    Still, the President is opposed, the FCC chairman is opposed, the cable companies are opposed, and I imagine the broadcast stations are opposed as well. Unless we have only one or two media outlets in a given area (with more than one or two residents), or the media companies become one megacompany, there isn’t much of an argument for having such a law. It’s a straw man.

  13. Randy in Richmond says:

    I think having Obama opposed is the biggest reason it won’t go anywhere as long as he doesn’t change his mind. Satellite radio is a big proponet of bringing the dcctrine back for obvious reasons but I don’t believe they have that big a lobby.

  14. When I read your response, all I can think of is “what the h__l is she talking about?” It’s like I’m listening to Mark Belling lambasting someone for something they didn’t say at all followed by a high and mighty attitude. I must say, I do find you an interesting character.

  15. I think I’ll take that as a compliment.

    Trust me, Julie, you aren’t the first person to be offended by my willingness to hold true to my own opinion, nor I daresay will you be the last.

  16. Excellent point, Cindy.

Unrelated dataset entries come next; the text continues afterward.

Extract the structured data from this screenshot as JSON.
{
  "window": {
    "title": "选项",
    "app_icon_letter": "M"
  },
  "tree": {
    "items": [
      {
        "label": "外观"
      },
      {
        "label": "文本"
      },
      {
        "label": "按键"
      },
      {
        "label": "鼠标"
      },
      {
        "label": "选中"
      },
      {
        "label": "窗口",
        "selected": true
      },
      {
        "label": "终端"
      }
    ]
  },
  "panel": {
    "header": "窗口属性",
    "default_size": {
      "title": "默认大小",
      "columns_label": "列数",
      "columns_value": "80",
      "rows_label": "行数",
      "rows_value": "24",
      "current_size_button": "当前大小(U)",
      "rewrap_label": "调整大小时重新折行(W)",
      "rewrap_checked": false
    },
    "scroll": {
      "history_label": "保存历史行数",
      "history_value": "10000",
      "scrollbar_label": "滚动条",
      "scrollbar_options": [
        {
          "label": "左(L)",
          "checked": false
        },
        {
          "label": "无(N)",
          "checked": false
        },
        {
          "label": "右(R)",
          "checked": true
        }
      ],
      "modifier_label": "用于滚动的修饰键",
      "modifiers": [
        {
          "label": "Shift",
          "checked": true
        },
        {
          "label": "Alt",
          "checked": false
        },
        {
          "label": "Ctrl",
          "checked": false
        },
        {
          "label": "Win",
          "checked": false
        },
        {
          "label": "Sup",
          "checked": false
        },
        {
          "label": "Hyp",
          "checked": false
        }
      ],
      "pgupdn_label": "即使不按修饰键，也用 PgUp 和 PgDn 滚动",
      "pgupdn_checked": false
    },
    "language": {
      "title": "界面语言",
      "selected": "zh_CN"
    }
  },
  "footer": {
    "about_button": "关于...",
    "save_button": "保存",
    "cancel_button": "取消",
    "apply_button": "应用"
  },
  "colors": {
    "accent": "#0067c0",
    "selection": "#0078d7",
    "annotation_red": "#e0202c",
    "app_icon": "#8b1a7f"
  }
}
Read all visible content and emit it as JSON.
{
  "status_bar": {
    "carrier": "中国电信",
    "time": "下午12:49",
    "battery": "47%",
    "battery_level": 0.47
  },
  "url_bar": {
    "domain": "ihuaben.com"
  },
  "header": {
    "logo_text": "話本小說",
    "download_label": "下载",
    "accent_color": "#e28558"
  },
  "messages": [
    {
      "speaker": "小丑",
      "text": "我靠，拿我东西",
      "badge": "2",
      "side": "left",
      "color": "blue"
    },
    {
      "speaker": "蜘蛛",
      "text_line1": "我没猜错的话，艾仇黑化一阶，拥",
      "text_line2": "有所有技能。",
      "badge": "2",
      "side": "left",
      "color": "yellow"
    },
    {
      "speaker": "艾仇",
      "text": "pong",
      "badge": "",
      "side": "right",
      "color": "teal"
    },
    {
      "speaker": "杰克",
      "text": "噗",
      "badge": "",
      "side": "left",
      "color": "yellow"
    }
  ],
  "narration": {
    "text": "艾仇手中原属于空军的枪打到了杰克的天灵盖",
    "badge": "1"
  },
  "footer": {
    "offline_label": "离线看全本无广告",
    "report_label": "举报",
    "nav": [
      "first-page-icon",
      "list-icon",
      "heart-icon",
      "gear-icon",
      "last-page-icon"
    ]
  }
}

    What I love is the fact that those who are running scared of the bogeyman of the Fairness Doctrine, are usually the same ones who decry TV news and papers as being the liberal media.

    I recently read that most guests on Sunday talking head shows are more often Republicans, yet the shows are supposed to be liberal? At least no one has gone off the deep end with a comment about the “free market” at work. That makes the F.D. v. liberal media even more of a joke.

  17. Randy in Richmond says:

    If you refuse to accept that network news, all but one cable news channel, and most major newspapers are liberal you are in denial and live in a world different from the real one.
    You fail to mention that the source of where you ‘recently read’ about the Sunday talk shows was Media Matters’, hardly a bastion of neutrality. They basically took a conclusion and formulated an argument to make their point. Much of their reasoning is based on the numerous appearances of the ‘conservative’ guests John McCain, Colin Powell, Orin Hatch, and Chuck Hagel. It’s a numbers shamnesty that would make Bernie Madoff proud. And didn’t one of those conservative guests endorse Barack Obama, the most liberal member of the Senate while serving in that body.

  18. Offended? Hardly. You read a whole lot into what people say. You are not a polarizing figure despite your attempts. Keep digging into Brookfield politics and the school board, that is what you are good at, being offensive is not.

  19. Dear me, Julie if you weren’t offended I guess that means you’re like that all the time.

    Go ahead. Write back. It looks like the last word is important to you.

  20. Avoid the whole “liberal media” argument, here is a tangent based on: “They basically took a conclusion and formulated an argument to make their point.”

    Did anyone read “The Black Swan?” (I’ll say up front that I didn’t finish, because I got impatient with the author’s voice.) His basic premise is that the human mind is so attuned to narrative thought patterns that we do indeed filter out information that doesn’t conform to our inner narratives–sort of a built in logic failure.

  21. It will NOT be the “fairness doctrine.”

    It will be regulatory imposition of “community needs”.

    That won’t cancel Charlie. It WILL, potentially, cancel other kinds of programming and re-program TMJ/ISN by force.

  22. Randy in Richmond says:

    I’m curious about an entry you have on your site. When you say ‘that was last night’ referring to the Jan. 2nd reporting of Daschle’s $140,000+ tax bill–does that mean you reported this on Jan. 3rd? I thought this story just broke.

  23. BrkfldDad says:

    Daschle filed amended taxes on 1/2. The story though didn’t break until last night 1/30.

  24. Randy in Richmond says:

    My misunderstanding. Thanks


  1. […] also thought that long term contracts such as the one Charlie Sykes recently signed should put an end to talk about the Fairness Doctrine. I disagree, but linked because of the discussion […]